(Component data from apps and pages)

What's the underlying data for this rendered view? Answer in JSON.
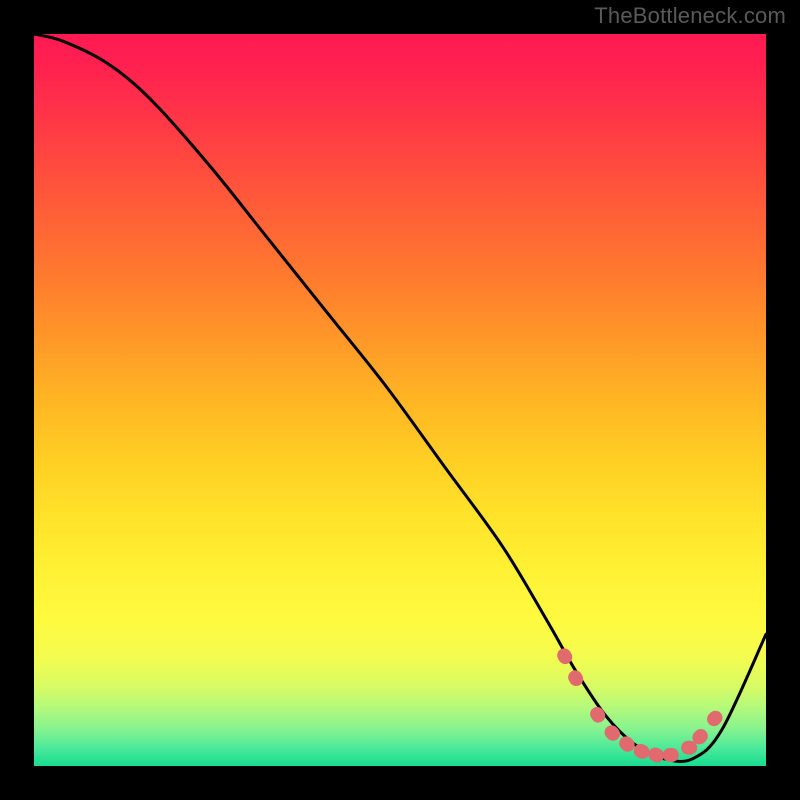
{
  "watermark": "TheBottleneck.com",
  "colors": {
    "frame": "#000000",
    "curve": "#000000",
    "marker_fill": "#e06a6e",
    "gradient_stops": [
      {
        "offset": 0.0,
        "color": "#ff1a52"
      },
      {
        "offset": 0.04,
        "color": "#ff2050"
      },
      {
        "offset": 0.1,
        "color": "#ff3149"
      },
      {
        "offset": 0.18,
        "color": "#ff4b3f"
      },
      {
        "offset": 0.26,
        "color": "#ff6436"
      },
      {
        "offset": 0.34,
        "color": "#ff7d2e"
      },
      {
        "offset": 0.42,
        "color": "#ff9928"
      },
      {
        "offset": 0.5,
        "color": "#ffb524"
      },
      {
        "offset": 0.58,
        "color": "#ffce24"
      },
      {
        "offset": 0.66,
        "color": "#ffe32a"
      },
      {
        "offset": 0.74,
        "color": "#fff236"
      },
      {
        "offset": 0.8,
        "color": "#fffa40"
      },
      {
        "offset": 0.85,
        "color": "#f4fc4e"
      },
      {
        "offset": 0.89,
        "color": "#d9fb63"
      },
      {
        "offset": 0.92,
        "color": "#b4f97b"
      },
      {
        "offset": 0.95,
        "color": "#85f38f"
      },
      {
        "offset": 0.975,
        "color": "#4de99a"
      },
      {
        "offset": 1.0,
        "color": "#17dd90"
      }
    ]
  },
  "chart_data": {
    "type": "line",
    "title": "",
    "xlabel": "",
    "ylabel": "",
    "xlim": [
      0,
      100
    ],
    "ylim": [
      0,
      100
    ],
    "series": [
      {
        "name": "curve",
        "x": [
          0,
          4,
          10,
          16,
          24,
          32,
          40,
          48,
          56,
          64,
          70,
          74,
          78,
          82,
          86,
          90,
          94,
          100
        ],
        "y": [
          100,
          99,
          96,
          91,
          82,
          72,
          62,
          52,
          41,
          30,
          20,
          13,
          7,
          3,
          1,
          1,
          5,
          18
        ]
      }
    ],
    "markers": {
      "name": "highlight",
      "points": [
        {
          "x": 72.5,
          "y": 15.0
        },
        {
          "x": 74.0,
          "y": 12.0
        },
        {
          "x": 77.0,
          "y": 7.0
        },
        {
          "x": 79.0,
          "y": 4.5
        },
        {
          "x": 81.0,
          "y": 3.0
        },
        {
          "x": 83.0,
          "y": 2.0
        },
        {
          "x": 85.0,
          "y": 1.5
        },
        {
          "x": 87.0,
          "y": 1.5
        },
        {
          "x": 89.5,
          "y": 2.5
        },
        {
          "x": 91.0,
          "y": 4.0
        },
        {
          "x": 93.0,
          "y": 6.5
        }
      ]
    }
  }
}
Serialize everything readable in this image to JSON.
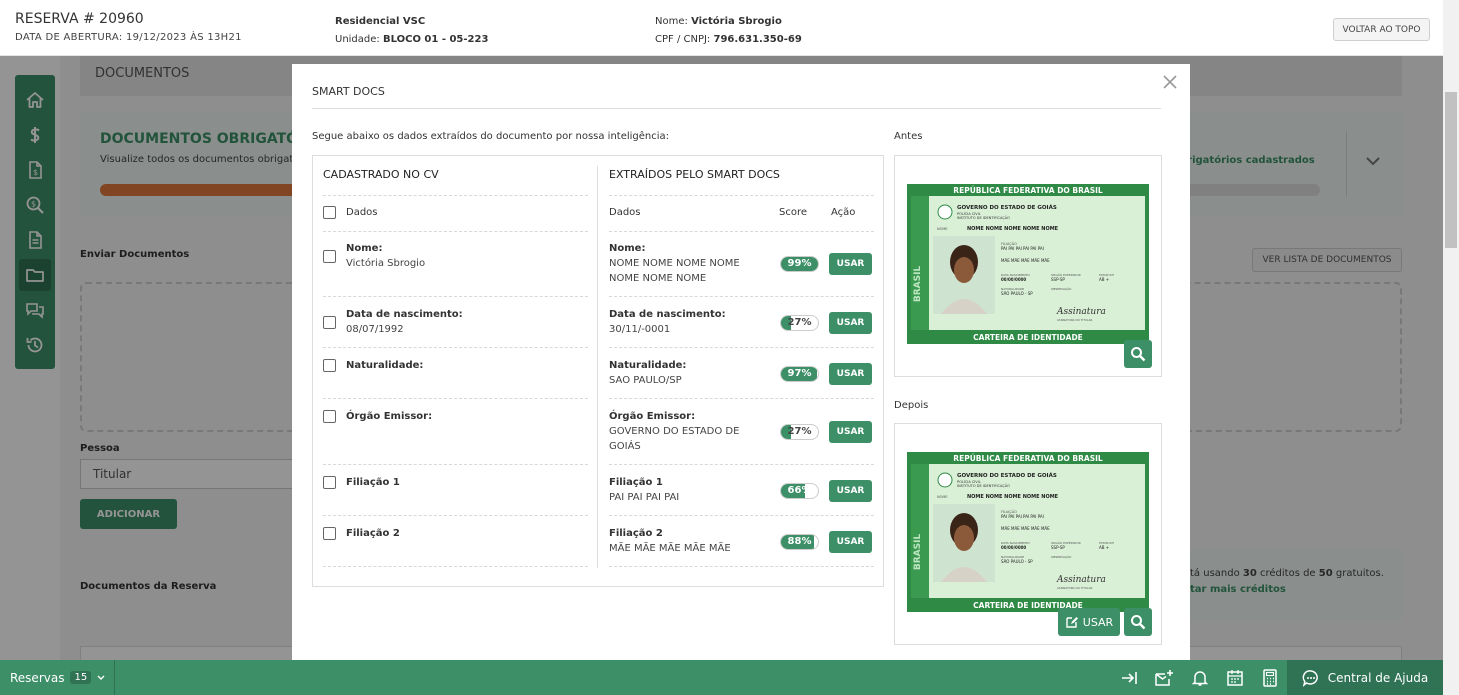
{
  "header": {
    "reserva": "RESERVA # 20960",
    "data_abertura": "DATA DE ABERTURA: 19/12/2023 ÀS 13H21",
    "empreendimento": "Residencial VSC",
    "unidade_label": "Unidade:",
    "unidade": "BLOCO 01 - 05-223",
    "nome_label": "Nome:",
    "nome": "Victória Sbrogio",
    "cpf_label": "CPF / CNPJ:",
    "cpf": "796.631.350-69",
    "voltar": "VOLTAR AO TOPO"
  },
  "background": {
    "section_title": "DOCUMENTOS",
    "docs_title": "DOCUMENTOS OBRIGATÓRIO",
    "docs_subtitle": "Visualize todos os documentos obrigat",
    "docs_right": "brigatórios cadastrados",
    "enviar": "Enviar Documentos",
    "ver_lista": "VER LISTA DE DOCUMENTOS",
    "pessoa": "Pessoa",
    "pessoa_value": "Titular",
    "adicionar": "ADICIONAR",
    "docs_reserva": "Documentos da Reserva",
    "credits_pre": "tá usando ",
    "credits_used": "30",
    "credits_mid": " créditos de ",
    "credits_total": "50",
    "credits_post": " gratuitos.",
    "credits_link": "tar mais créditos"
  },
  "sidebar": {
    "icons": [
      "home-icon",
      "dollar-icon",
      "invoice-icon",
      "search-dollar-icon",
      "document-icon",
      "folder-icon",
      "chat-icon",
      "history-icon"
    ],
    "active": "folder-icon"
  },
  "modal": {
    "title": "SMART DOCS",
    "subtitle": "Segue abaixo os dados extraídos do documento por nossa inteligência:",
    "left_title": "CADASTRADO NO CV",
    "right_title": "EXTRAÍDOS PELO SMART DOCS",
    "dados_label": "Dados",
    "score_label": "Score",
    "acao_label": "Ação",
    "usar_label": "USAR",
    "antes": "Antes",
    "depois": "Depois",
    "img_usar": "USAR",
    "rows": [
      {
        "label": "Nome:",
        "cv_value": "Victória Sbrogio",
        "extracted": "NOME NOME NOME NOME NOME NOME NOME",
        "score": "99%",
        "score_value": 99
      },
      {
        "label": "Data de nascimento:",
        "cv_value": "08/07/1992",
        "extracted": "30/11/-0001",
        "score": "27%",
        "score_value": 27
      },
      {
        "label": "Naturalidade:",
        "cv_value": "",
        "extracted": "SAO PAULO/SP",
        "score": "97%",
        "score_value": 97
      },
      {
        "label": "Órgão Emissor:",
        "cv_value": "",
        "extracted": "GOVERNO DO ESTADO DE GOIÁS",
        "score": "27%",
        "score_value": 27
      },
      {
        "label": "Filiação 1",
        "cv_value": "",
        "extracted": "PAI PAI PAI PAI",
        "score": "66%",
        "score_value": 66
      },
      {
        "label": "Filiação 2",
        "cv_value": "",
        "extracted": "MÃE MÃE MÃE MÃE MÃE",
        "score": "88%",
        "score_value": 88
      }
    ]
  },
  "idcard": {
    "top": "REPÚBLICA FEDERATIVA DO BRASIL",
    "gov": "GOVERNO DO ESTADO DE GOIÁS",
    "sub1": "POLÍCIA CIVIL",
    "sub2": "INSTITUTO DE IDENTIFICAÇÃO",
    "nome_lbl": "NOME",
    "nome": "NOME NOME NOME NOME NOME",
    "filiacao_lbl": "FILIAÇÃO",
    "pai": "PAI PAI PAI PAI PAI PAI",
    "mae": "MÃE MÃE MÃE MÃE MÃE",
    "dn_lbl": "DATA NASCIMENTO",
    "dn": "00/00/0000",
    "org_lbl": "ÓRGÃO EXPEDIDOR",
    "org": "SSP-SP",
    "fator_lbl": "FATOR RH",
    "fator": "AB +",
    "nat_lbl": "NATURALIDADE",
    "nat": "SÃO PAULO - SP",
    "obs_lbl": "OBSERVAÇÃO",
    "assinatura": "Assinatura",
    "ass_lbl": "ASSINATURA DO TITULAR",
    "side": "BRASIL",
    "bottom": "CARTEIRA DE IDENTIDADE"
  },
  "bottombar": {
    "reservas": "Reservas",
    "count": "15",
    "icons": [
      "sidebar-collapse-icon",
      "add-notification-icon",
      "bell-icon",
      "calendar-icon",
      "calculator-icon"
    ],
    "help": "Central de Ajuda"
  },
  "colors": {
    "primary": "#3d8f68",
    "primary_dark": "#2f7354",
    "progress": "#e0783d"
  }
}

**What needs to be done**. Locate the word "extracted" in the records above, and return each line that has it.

**Solved exercise**.
        "extracted": "NOME NOME NOME NOME NOME NOME NOME",
        "extracted": "30/11/-0001",
        "extracted": "SAO PAULO/SP",
        "extracted": "GOVERNO DO ESTADO DE GOIÁS",
        "extracted": "PAI PAI PAI PAI",
        "extracted": "MÃE MÃE MÃE MÃE MÃE",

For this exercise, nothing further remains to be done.